With harvest underway, the USDA has increased wheat production forecasts by 50 million bushels from last month.  Production of all wheat however is still expected to be 9% lower than last year and 14% lower compared to the 2012 crop.  Despite the relatively small crop this year, domestic usage is still only slightly more than 60% of production.  The other 40% of the crop needs to be exported into a well-supplied global marketplace that is seeing few crop stresses in the major growing regions.

Chicago wheat futures are roughly 50 cents per bushel cheaper than they were a month ago and more than $2.00 per bushel below the May high, but they are not yet cheap enough to spur demand.  Wheat prices in competitive markets have fallen in tandem with the US, meaning that alternative suppliers still have cheaper product on offer.

Political instability in the Ukraine is still being monitored by wheat traders, but instead of being considered a bullish factor, the market is now growing concerned about the potential for a flush of wheat soon to come out of the region.  Wheat sales out of the Ukraine have been understandably slow, but the crop is growing and will soon be harvested.  Rather than sit on this crop, the fear is that Ukrainians may look to export and turn it to cash in advance of any deterioration to the political situation and that they may look to do so at nearly any price.

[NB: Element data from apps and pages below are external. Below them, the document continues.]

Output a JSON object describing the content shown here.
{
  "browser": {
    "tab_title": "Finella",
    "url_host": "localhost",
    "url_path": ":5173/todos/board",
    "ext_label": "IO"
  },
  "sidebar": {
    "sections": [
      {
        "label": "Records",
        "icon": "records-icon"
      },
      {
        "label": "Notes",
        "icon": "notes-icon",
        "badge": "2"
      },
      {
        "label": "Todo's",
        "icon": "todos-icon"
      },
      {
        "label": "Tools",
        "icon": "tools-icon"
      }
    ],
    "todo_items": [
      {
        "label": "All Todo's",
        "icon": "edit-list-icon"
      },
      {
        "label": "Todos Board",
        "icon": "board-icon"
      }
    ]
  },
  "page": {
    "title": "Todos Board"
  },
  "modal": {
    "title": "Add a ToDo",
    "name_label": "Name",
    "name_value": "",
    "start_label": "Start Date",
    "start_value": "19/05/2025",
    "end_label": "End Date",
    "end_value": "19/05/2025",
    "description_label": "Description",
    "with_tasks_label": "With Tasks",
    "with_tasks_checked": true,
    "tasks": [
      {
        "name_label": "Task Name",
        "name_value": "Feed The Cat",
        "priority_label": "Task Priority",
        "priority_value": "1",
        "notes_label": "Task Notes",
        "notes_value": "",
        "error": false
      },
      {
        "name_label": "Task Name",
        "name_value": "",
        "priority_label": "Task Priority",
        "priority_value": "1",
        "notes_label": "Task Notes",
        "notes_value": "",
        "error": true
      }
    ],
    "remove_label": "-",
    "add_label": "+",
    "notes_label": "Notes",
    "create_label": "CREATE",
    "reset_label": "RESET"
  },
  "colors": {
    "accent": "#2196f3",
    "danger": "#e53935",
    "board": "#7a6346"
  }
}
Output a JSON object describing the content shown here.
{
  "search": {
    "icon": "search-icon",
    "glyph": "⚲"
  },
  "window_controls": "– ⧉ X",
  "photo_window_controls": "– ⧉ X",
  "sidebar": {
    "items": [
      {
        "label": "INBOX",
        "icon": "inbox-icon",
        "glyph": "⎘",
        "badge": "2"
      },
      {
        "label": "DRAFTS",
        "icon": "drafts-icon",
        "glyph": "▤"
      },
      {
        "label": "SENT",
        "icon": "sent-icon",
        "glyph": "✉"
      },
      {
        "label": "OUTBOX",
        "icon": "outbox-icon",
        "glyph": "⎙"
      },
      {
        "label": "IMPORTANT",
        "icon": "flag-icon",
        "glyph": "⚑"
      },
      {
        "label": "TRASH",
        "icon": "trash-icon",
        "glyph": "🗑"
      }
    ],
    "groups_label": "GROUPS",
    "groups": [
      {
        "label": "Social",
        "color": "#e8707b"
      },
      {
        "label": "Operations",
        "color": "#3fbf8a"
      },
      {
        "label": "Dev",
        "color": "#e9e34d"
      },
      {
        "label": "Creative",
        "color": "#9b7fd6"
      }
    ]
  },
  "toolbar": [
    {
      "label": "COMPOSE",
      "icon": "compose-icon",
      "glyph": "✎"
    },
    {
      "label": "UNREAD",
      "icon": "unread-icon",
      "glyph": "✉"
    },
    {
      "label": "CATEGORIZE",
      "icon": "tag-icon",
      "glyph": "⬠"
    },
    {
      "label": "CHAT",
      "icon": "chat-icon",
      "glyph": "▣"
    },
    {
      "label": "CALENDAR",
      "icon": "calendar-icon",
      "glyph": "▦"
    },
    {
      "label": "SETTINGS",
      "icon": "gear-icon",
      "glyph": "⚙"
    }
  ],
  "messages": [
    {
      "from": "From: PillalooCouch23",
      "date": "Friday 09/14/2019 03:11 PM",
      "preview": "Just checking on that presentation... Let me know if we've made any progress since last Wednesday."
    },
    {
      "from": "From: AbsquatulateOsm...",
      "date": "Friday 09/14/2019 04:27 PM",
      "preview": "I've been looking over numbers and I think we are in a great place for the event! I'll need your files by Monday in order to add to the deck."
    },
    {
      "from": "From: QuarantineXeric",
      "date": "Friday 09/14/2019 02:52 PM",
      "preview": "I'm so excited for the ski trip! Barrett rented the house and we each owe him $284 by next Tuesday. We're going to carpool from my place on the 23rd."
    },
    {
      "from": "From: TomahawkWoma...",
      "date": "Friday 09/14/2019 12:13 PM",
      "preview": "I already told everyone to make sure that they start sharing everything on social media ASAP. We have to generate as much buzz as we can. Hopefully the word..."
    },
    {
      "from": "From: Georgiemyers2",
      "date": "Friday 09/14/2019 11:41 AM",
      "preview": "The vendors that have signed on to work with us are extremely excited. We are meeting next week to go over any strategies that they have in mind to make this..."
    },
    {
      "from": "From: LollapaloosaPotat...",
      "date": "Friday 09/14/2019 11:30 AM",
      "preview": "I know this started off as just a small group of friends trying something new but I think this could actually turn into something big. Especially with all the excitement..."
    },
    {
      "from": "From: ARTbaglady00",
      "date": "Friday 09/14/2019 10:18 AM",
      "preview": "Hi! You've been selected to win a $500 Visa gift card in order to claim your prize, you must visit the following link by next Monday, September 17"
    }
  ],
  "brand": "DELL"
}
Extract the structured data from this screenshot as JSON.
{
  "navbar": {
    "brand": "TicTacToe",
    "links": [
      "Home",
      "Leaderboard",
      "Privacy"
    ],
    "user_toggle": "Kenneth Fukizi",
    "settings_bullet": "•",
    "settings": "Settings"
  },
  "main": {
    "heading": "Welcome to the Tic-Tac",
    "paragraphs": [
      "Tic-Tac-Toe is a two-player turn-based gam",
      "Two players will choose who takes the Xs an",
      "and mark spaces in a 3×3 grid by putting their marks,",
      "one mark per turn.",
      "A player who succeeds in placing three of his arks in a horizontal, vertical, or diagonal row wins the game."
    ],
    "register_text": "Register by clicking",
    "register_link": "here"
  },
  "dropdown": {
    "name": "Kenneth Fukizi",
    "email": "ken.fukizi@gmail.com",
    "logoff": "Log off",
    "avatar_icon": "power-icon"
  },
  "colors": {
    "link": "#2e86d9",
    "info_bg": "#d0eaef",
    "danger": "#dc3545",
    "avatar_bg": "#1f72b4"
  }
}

The current premium of nearly $1.60 per bushel for Chicago wheat versus corn means that increased feeding of wheat cannot be considered a realistic expectation at this time.  Further weakness might be yet to come for the wheat market; however we are now closer to a bottom than we were one month ago.  All markets eventually bounce, and funds that are quite heavily short wheat could provide a spark to the market should they be forced to cover their positions. 

Wheat harvest is just starting to get underway in the far southwest of this province.  As of this writing, yield reports in Ontario have been scarce, but early reports out of Michigan and Ohio are running better than expected with good quality.  Hopefully this trend continues as harvest moves closer to home.